Q17. What is preventing you from recycling more?

221
It is too time consuming ☐

There are not enough recycling ☐


facilities close to my home or office

Lack of faith that the recycled ☐


materials don’t just end up in
landfill sites
There are no incentives for me to ☐
recycle
It doesn’t make much difference to ☐
the environment

Q18. What would encourage you to recycle more household waste?

Regular collection directly from my ☐


home

Collection points within walking ☐


distance from home

Collection points within driving ☐


distance from home

Recycling bins at various locations ☐

More information about recycling ☐


and what happens to the recycled
materials

Q19. Which of the following actions are you undertaking to reduce the amount of household waste you
generate?

Avoid food and other types of


waste by buying exactly what you ☐
need

Avoid buying ‘over-packaged’



goods

Donate/sell items for reuse ☐

Make an effort to get broken


appliances and other items repaired ☐
before buying new ones

222
Q20. In general, how do you dispose of old electronic equipment?

Dispose of Landlord
with Use specialized Give old goods They are deals with
general disposal service to charity recycled disposal
waste

Q21.What do you think about segregated recycling bins in public places?

People do not
It promotes It makes recycling care and will put
It is a waste of money
awareness easier everything in one
bin, anyway

Q22. Do you make an effort to purchase products that are second-hand or made from recycled materials?
(select one answer)

Not aware of
Yes-
Yes- always Never recycled
sometimes
products

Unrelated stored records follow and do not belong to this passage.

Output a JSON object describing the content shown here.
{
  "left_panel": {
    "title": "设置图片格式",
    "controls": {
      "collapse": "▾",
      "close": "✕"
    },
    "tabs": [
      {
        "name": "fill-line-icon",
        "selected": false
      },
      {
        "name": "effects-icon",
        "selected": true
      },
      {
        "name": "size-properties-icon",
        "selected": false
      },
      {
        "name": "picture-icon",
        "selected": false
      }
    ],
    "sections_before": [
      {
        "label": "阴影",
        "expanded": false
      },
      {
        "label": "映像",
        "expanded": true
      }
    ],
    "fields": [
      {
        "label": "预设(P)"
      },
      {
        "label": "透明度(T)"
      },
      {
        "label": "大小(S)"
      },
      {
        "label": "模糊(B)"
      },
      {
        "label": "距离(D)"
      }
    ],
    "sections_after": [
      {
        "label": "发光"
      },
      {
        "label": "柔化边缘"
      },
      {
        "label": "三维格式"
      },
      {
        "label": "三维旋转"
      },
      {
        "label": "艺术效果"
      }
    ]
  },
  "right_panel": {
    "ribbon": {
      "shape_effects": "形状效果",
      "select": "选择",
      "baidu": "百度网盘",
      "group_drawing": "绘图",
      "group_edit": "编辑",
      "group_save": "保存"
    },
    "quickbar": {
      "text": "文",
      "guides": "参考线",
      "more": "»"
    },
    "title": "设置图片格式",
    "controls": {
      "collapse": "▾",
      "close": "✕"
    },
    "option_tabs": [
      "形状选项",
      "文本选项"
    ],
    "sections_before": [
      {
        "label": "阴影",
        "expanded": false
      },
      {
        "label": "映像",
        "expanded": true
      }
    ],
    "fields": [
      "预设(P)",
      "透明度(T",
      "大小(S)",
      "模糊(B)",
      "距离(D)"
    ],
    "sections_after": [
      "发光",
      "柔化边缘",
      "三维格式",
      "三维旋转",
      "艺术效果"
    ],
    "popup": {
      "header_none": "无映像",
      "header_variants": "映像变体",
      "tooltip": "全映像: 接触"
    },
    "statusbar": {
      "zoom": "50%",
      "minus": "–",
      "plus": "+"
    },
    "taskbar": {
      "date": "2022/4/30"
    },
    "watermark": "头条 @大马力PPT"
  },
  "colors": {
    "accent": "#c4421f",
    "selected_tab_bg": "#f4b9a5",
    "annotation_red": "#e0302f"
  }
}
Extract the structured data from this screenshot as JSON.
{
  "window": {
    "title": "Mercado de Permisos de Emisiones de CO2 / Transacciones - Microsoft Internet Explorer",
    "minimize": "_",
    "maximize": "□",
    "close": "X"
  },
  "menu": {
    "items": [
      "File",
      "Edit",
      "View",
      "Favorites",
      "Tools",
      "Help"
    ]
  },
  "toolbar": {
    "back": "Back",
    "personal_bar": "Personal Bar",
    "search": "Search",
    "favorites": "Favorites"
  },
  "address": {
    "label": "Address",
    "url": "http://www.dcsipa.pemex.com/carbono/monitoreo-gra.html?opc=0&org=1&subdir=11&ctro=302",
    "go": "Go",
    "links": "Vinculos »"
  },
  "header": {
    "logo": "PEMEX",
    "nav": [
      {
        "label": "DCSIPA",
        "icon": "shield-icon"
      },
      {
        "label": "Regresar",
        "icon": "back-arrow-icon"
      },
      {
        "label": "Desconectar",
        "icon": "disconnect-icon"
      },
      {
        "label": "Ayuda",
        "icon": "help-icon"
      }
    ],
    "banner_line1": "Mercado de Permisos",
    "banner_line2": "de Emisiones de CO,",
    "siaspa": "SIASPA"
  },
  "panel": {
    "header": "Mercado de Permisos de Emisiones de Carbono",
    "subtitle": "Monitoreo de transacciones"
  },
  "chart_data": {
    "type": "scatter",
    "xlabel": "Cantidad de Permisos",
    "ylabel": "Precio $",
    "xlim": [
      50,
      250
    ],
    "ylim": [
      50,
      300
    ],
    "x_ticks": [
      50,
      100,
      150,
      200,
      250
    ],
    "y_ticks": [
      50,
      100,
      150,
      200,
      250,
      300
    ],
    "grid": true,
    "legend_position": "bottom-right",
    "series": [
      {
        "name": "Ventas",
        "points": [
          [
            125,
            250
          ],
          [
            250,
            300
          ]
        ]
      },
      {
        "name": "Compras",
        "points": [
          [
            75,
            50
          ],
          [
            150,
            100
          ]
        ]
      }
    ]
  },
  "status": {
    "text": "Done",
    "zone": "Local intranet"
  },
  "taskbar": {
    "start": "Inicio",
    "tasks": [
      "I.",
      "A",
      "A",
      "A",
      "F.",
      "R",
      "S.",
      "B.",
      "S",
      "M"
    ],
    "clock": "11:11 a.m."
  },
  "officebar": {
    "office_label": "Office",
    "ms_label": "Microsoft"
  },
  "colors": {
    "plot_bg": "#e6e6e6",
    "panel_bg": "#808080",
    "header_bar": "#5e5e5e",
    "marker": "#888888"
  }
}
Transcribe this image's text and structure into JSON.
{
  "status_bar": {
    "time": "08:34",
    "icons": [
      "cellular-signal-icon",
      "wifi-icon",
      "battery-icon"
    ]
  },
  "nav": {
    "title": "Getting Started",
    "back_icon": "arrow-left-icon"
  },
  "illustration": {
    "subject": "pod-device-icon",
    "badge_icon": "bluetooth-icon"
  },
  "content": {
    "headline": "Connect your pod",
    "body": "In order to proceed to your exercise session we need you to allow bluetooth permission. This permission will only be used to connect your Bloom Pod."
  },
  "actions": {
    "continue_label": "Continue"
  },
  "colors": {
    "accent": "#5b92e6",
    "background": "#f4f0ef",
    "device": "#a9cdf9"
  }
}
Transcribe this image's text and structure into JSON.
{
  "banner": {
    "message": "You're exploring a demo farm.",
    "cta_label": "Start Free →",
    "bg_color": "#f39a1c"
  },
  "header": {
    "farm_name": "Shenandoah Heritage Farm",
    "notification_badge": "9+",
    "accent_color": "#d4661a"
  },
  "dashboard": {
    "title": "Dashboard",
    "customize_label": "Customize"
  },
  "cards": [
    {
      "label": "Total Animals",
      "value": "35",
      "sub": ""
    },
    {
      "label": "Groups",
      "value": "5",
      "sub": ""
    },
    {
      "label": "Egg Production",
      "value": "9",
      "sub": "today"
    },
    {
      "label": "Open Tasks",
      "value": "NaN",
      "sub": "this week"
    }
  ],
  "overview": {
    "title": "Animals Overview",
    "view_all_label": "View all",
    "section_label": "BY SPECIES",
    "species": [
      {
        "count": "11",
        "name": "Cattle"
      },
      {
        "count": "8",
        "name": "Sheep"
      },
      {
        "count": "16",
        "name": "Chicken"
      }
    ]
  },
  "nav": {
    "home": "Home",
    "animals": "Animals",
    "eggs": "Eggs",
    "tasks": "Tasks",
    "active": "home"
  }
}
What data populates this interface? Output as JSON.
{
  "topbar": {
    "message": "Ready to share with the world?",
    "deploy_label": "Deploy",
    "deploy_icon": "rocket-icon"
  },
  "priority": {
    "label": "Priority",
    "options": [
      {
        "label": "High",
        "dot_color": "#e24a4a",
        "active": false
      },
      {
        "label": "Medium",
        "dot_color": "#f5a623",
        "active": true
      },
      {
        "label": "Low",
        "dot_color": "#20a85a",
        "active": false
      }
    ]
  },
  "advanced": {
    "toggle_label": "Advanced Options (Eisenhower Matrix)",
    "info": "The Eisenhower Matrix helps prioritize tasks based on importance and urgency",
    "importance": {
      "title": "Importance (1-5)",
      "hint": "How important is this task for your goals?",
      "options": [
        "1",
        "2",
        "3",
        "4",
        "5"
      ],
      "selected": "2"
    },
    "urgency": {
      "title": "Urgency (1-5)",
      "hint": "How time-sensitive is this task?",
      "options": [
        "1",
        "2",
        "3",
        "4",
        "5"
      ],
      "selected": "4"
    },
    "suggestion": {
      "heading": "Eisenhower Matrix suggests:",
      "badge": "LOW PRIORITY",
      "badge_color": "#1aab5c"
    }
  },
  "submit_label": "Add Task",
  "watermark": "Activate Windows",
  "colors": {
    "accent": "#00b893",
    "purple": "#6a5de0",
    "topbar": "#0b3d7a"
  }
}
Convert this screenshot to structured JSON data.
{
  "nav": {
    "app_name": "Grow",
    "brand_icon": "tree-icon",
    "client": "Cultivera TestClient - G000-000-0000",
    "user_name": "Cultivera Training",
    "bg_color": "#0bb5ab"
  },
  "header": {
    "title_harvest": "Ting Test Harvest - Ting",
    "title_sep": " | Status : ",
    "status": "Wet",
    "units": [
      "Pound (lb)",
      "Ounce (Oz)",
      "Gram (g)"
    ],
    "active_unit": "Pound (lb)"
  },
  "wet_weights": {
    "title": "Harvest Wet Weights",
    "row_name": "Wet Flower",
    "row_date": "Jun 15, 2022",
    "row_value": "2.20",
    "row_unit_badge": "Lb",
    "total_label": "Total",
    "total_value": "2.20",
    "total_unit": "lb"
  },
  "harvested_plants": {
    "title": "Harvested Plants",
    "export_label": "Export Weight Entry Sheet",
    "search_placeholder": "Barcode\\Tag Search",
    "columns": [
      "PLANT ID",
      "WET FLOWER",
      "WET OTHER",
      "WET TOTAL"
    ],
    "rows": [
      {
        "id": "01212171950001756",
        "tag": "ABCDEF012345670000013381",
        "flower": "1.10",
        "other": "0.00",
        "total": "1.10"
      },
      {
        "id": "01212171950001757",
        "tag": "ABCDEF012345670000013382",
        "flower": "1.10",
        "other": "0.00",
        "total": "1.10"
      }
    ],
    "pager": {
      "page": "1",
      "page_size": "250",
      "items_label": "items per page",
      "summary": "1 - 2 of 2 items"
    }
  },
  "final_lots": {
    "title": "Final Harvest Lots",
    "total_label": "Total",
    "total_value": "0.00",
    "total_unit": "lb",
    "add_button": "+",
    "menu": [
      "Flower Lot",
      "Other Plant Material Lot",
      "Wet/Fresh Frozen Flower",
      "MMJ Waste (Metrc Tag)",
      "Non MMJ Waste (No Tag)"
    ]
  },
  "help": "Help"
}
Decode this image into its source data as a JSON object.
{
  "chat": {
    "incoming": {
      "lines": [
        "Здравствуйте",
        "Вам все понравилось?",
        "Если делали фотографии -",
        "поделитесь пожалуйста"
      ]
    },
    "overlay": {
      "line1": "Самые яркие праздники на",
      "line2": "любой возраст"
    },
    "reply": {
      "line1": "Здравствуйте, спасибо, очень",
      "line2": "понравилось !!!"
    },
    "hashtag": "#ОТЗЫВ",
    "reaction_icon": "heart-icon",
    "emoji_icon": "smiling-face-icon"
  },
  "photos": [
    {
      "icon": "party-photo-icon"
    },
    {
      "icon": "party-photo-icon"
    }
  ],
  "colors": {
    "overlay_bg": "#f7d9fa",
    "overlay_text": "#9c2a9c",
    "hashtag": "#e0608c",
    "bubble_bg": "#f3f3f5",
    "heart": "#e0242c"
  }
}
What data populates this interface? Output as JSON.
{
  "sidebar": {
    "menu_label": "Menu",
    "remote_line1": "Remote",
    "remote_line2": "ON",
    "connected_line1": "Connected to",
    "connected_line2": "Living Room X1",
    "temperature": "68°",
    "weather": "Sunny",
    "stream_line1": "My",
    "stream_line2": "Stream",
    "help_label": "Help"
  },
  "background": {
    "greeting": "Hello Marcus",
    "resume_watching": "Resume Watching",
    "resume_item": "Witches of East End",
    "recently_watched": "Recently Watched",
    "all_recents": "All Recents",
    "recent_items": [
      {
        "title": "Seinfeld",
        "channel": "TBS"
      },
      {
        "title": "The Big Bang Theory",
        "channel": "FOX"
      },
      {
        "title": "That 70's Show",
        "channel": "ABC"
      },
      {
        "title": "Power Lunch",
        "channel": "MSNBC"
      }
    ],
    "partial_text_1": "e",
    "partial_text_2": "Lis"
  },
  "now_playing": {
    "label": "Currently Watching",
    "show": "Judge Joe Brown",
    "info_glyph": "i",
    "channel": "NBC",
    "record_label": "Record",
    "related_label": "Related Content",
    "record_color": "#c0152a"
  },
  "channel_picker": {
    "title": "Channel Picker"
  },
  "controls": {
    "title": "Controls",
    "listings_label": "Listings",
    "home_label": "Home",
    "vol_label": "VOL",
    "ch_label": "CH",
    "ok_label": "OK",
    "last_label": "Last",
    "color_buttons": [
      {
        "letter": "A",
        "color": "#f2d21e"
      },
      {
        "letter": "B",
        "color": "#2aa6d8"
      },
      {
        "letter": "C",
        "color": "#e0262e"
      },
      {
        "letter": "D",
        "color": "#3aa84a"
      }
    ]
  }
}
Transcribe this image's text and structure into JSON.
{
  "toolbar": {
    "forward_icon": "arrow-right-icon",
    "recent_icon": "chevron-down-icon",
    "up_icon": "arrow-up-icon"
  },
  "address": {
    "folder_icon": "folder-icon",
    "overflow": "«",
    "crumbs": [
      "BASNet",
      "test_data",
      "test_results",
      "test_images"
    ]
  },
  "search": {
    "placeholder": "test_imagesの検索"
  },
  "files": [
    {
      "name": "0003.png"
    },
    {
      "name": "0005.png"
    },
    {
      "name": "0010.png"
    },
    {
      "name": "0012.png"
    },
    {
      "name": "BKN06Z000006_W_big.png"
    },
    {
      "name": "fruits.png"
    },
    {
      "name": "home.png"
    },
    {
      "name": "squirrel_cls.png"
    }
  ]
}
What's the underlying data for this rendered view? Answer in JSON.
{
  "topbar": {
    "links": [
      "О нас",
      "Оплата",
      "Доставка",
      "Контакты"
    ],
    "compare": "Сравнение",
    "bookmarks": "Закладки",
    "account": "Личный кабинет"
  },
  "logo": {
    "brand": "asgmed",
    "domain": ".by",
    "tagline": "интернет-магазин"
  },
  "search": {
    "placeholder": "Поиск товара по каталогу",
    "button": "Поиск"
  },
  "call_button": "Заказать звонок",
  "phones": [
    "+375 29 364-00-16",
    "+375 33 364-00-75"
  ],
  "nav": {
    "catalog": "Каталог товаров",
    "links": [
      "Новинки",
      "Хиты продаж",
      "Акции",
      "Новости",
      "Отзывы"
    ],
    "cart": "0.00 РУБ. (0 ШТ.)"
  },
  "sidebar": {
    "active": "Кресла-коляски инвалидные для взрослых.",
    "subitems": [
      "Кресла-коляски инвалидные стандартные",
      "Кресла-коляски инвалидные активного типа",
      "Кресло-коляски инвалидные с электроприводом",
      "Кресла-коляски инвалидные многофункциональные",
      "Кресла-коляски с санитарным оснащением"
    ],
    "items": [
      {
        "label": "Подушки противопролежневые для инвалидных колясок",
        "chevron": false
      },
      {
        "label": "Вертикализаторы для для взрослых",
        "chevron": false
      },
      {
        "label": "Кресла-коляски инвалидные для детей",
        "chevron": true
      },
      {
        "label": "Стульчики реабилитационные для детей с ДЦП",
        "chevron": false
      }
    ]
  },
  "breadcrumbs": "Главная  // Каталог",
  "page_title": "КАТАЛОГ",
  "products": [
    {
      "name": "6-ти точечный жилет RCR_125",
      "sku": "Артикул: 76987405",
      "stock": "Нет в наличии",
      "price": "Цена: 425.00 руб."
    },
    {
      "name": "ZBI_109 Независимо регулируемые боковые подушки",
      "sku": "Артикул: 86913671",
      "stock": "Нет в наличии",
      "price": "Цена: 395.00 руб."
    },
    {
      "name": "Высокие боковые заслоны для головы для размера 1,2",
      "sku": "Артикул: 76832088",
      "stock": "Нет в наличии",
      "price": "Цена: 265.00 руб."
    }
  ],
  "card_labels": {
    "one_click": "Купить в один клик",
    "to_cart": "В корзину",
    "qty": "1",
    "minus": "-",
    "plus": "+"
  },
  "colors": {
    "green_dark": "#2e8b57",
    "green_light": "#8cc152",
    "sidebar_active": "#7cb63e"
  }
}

Food
Q23. How important are the following factors in your food shopping choices? (rate from the highest 5 to
the lowest 1)

223
1 2 3 4 5
Price

Health Implications

Environmental Aspects

Seasonal and locally-


produced

Freshness and Taste


Animal Welfare

Familiarity and Preferred


Brands

Q24. On a normal week, where do you shop for food?

Large supermarkets

Local grocery stores (bakhala)

Specialized market (Vegetable/fish


market)
Other

The following actions factors have significant negative environmental consequences – rate your
attitude to this statement in relation to the below

Neither
Strongly Strongly
Agree Agree or Disagree
Agree Disagree
Disagree
Q25 Consuming meat
and other animal
products
Q26 Importing food from
distant areas

Q27 Food waste

Does your household usually

224
Rarely
Yes No Sometimes
Q28

Limit or avoid consumption of meat

Q29
Use reusable shopping bags for food
shopping

Q30
Give the leftover food to the Charity
organizations

Q31. Can you please estimate what percentage of the food goes to waste in your household?

15% or less 16-30% 30-50%

More than 50% No idea, never gave a thought about it

Q32. Please rate this questionnaire overall (on a scale of 1 to 9 where 1 means the questionnaire was
‘Poor’ and 9 means the questionnaire was ‘Excellent’) ?

1 2 3 4 5 6 7 8 9

Q33. Please provide any specific comments to improve the local environment (optional).

225